• ASSIGNMENT:
Leave out the pictures and return every entry exactly as it appears.

• RECORDS SUPPLIED:
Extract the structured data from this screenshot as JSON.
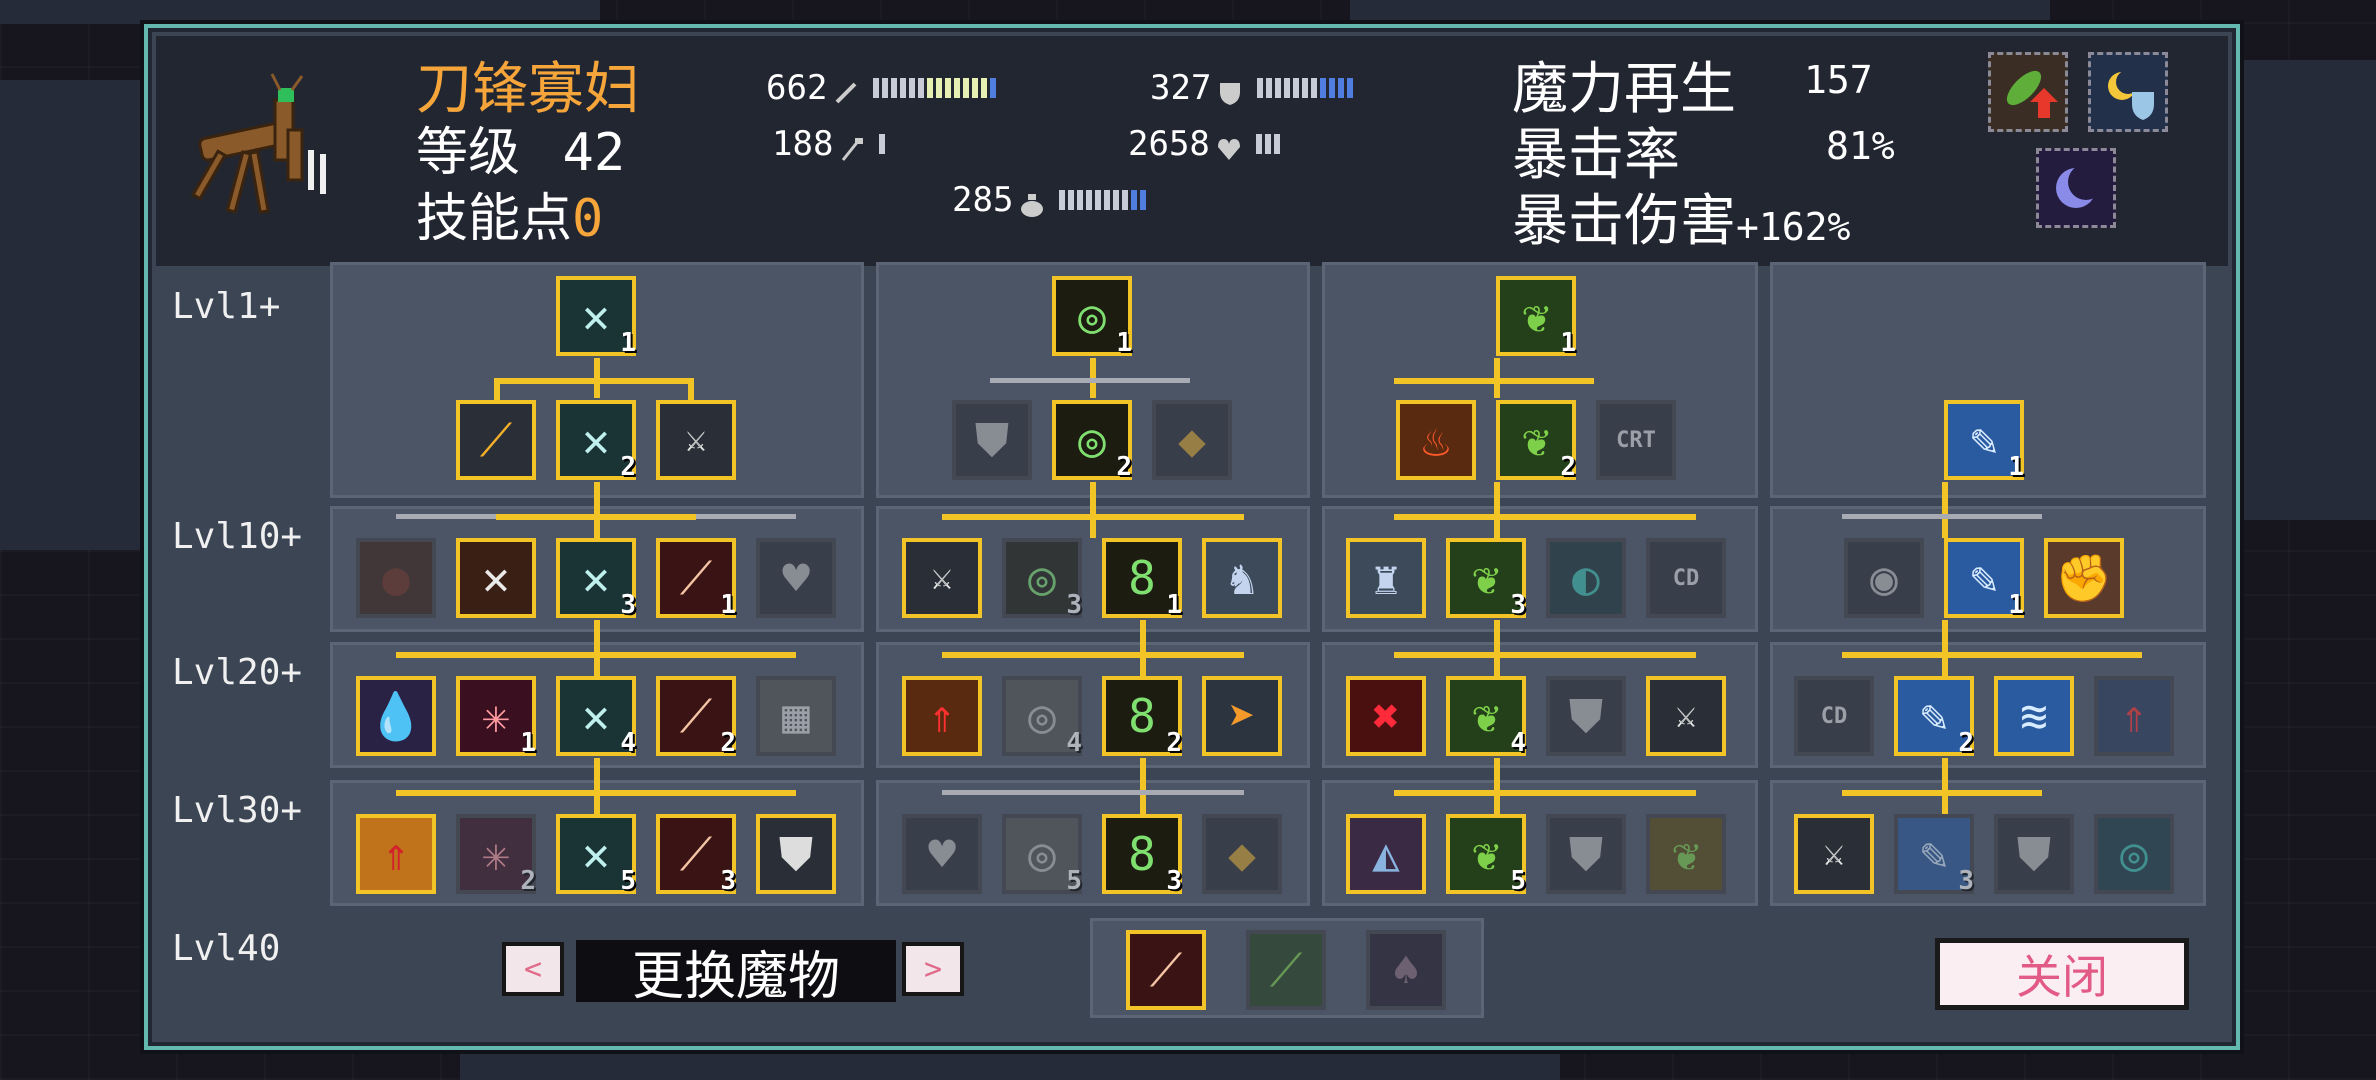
{
  "character": {
    "name": "刀锋寡妇",
    "level_label": "等级",
    "level": "42",
    "skill_points_label": "技能点",
    "skill_points": "0"
  },
  "stats": {
    "attack": "662",
    "defense": "327",
    "speed": "188",
    "health": "2658",
    "mana": "285"
  },
  "right_stats": {
    "mana_regen_label": "魔力再生",
    "mana_regen": "157",
    "crit_rate_label": "暴击率",
    "crit_rate": "81%",
    "crit_damage_label": "暴击伤害",
    "crit_damage": "+162%"
  },
  "status_icons": [
    "leaf-boost-icon",
    "moon-shield-icon",
    "crescent-moon-icon"
  ],
  "tree": {
    "levels": [
      "Lvl1+",
      "Lvl10+",
      "Lvl20+",
      "Lvl30+",
      "Lvl40"
    ],
    "counts": {
      "blade_t1": "1",
      "blade_t2": "2",
      "blade_t3": "3",
      "blade_t3b": "1",
      "blade_t4a": "1",
      "blade_t4": "4",
      "blade_t4b": "2",
      "blade_t5a": "2",
      "blade_t5": "5",
      "blade_t5b": "3",
      "ring_t1": "1",
      "ring_t2": "2",
      "ring_t3a": "3",
      "ring_t3": "1",
      "ring_t4d": "4",
      "ring_t4": "2",
      "ring_t5d": "5",
      "ring_t5": "3",
      "leaf_t1": "1",
      "leaf_t2": "2",
      "leaf_t3": "3",
      "leaf_t4": "4",
      "leaf_t5": "5",
      "wing_t1": "1",
      "wing_t2": "1",
      "wing_t3": "2",
      "wing_t4": "3"
    },
    "crt_label": "CRT",
    "cd_label": "CD"
  },
  "bottom": {
    "change_monster": "更换魔物",
    "prev": "<",
    "next": ">",
    "close": "关闭"
  },
  "colors": {
    "accent_orange": "#f5a53a",
    "node_border": "#f2c426",
    "panel_border": "#63b8b0"
  }
}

• RESPONSE BOX:
Extract the structured data from this screenshot as JSON.
{
  "character": {
    "name": "刀锋寡妇",
    "level_label": "等级",
    "level": "42",
    "skill_points_label": "技能点",
    "skill_points": "0"
  },
  "stats": {
    "attack": "662",
    "defense": "327",
    "speed": "188",
    "health": "2658",
    "mana": "285"
  },
  "right_stats": {
    "mana_regen_label": "魔力再生",
    "mana_regen": "157",
    "crit_rate_label": "暴击率",
    "crit_rate": "81%",
    "crit_damage_label": "暴击伤害",
    "crit_damage": "+162%"
  },
  "status_icons": [
    "leaf-boost-icon",
    "moon-shield-icon",
    "crescent-moon-icon"
  ],
  "tree": {
    "levels": [
      "Lvl1+",
      "Lvl10+",
      "Lvl20+",
      "Lvl30+",
      "Lvl40"
    ],
    "counts": {
      "blade_t1": "1",
      "blade_t2": "2",
      "blade_t3": "3",
      "blade_t3b": "1",
      "blade_t4a": "1",
      "blade_t4": "4",
      "blade_t4b": "2",
      "blade_t5a": "2",
      "blade_t5": "5",
      "blade_t5b": "3",
      "ring_t1": "1",
      "ring_t2": "2",
      "ring_t3a": "3",
      "ring_t3": "1",
      "ring_t4d": "4",
      "ring_t4": "2",
      "ring_t5d": "5",
      "ring_t5": "3",
      "leaf_t1": "1",
      "leaf_t2": "2",
      "leaf_t3": "3",
      "leaf_t4": "4",
      "leaf_t5": "5",
      "wing_t1": "1",
      "wing_t2": "1",
      "wing_t3": "2",
      "wing_t4": "3"
    },
    "crt_label": "CRT",
    "cd_label": "CD"
  },
  "bottom": {
    "change_monster": "更换魔物",
    "prev": "<",
    "next": ">",
    "close": "关闭"
  },
  "colors": {
    "accent_orange": "#f5a53a",
    "node_border": "#f2c426",
    "panel_border": "#63b8b0"
  }
}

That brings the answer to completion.